Joined Oct 7, 2019
1,122
Spice simulation -- they won't work ... even near correct
I think SPICE needs to know that the transistors are not all the same. The size of the transistors (emitters) is different. Part of the key is the ratio of resistors and the ratio of transistor sizes. In a simple SPICE file using the same transistors you miss the real type of transistors used.

By now all can see, every drawing of the inside of the TL431 is different.

It took too long for me to understand the bottom two transistors make a comparitor. If the voltage or current at the two inputs are equal then the collector current in the bottom two transistors are equal. The top transistor pair will see equal currents and the voltage at "20pF" will not change. If there is any imbalance then the output will move up or down ward.

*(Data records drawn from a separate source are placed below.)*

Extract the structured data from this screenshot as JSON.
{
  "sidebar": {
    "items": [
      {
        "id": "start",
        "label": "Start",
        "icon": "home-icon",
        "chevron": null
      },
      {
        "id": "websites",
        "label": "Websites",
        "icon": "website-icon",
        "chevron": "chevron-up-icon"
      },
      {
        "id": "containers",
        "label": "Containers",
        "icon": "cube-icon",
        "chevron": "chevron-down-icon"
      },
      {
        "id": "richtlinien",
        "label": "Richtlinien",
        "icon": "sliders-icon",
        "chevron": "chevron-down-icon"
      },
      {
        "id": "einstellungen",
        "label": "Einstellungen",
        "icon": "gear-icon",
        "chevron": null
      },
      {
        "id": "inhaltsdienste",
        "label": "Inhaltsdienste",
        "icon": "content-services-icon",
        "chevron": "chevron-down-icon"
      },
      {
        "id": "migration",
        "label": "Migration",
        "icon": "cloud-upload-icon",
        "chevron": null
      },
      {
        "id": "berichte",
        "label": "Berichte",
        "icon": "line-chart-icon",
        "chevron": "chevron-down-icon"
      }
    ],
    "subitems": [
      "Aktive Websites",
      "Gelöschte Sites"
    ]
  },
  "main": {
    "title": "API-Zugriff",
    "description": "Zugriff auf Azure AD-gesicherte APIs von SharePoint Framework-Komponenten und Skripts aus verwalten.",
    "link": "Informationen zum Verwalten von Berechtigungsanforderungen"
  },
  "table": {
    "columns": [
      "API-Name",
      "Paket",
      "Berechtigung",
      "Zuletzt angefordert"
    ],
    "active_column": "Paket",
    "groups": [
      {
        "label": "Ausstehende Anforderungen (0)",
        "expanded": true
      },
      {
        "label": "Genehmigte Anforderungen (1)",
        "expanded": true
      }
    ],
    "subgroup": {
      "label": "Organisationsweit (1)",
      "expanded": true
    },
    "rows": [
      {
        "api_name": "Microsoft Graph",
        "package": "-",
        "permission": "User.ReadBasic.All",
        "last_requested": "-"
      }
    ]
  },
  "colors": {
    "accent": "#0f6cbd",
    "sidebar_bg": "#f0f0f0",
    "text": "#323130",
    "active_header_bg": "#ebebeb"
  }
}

#### ci139

Joined Jul 11, 2016
1,696
plot the Ic (for the one with the 1kΩ on it's base) for a varying input (cathode) current so the I.shunt approaches the I.max for the '431 -- it'll be quite interesting